Goal of the exercise: Produce the tally of lines in the material below that hold "icon", without anything else.

Records provided:
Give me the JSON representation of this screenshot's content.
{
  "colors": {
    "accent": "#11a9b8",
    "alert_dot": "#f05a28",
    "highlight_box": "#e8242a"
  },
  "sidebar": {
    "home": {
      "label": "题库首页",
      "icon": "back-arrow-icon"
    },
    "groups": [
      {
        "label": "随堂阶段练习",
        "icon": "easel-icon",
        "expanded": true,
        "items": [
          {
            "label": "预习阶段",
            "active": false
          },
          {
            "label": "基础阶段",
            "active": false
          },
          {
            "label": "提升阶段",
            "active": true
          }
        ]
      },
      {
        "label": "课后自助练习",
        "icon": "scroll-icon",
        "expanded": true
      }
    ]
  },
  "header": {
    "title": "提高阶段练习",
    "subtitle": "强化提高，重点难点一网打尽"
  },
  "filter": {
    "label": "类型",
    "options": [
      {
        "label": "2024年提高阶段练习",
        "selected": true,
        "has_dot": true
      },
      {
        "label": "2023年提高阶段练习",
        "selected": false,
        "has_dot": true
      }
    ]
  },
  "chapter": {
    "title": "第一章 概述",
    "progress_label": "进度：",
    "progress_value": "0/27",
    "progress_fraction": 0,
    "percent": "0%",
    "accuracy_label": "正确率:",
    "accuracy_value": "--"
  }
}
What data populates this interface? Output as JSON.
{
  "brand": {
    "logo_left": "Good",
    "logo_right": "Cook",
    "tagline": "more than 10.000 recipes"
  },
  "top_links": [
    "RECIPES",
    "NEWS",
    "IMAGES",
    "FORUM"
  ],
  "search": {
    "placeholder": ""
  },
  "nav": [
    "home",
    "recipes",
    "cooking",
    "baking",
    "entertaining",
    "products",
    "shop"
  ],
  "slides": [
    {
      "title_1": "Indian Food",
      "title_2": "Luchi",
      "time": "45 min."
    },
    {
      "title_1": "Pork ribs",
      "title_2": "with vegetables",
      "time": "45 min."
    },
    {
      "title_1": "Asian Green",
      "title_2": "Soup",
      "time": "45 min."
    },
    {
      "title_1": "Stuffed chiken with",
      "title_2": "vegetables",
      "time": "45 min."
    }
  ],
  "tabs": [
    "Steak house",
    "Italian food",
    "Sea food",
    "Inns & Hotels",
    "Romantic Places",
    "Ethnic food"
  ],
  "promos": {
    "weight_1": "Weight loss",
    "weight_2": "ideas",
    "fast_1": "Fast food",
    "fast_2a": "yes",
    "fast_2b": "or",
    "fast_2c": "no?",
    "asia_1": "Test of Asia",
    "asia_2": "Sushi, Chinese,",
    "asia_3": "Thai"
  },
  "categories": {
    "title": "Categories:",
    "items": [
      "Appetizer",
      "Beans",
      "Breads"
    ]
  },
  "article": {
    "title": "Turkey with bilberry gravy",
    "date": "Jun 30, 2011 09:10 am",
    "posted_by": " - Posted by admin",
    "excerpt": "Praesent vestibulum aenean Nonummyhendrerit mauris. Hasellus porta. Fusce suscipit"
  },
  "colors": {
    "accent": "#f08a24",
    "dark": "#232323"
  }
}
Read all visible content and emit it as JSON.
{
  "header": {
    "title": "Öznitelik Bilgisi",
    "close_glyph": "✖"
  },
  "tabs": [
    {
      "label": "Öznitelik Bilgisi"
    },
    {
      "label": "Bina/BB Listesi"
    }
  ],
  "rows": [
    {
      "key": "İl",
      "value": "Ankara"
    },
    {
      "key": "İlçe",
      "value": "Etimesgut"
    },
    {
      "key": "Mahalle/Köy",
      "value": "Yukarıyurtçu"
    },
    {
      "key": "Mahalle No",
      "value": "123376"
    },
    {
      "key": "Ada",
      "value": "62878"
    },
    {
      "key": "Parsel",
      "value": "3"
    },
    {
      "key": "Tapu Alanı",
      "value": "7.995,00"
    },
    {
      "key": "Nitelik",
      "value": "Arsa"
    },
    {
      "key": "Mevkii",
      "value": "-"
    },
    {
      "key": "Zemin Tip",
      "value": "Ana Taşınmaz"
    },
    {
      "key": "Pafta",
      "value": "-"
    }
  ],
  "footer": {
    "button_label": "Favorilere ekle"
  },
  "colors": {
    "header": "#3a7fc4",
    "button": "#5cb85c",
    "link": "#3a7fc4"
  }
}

Finished task: 3